Hostage-taker in Australia had been acquitted of terror plot
CANBERRA, Australia (AP) — A gunman who killed a man and took a woman hostage before dying in a police shootout had been acquitted of plotting a terror attack at a Sydney army base years earlier, police said Tuesday. Three police officers were wounded.
The siege Monday at an apartment building in a Melbourne suburb was being treated as an act of terror, but Victoria state Police Chief Commissioner Graham Ashton said the gunman appeared to have acted alone and not as part of any ongoing plot or threat.
"There is nothing that we've found thus far that would suggest to us that this was anything that was ... planned or done in concert with others," Ashton said.
The gunman, Yacqub Khayre, 29, was one of two men acquitted by a jury in 2010 of plotting a suicide attack in Sydney. Three people were convicted of conspiracy for that plot, which police thwarted before it could be executed.
Khayre, a Somali refugee, served prison sentences for arson and violent crimes unrelated to extremism before being paroled in November, Ashton said.
Prime Minister Malcolm Turnbull said he would speak with state leaders Friday about changing state laws so that dangerous criminals like Khayre were not released from prison early on parole.

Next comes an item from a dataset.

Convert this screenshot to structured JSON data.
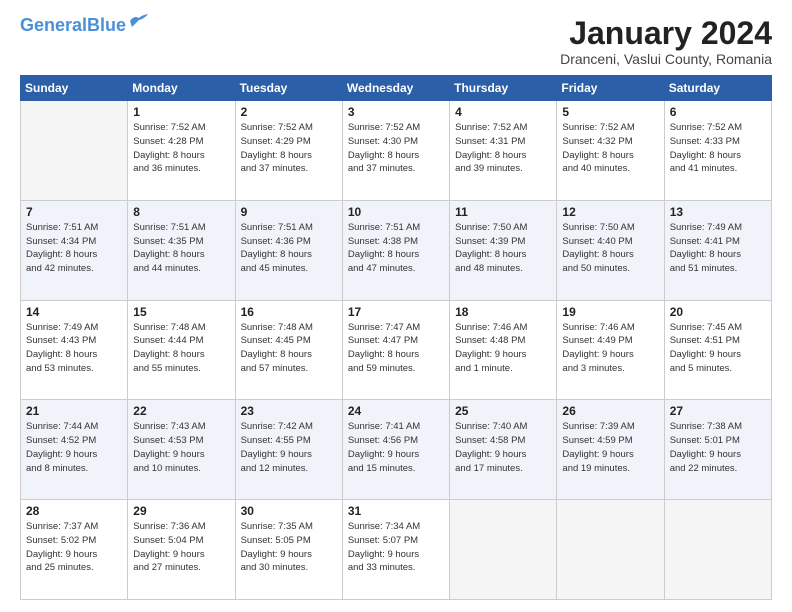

"There have been too many cases of people on parole committing violent offences of this kind," Turnbull told reporters.
On Monday, Khayre booked an appointment with an escort in an apartment building in Brighton and arrived carrying a shotgun, sparking a 2-hour siege.
Police were called after neighbors heard the shotgun discharge as Khayre killed a Chinese-born Australian man employed by the escort agency in the lobby.
Khayre then called police to say he had a hostage in an apartment and made threats to her if police intervened. They tried to negotiate with him before Khayre walked out of the building firing the shotgun.
One police officer was shot in the neck and ear and two officers suffered wounds to their hands, but none of the wounds was life-threatening, Ashton said. The woman was not harmed.
Khayre spoke about al-Qaida in phone calls to police and to Seven Network television, and Ashton said the gunman possibly had plotted to lure police into an ambush. But it was too early to know if the gunman set out to target police or "seized the opportunity he thought was presented to him last evening," Ashton said.
Ashton said there was nothing to link the violence with a van and knife attacks in London in which three assailants killed seven people.
Police did not regard the Islamic State group's claim of responsibility for the Melbourne violence as evidence that it was planned.
The Seven Network said it had received a phone call Monday afternoon from a distressed woman who said she was involved in a hostage situation.
"We asked her more information, at that point a man came on the same line and said 'This is for IS, this is for al-Qaida,'" Seven news director Simon Pristel said.
"We asked for more information and that's when he hung up," Pristel added.
Police said the Melbourne siege was the fifth terrorist incident in Australia since the threat level was lifted in September 2014. Another 12 plots were disrupted.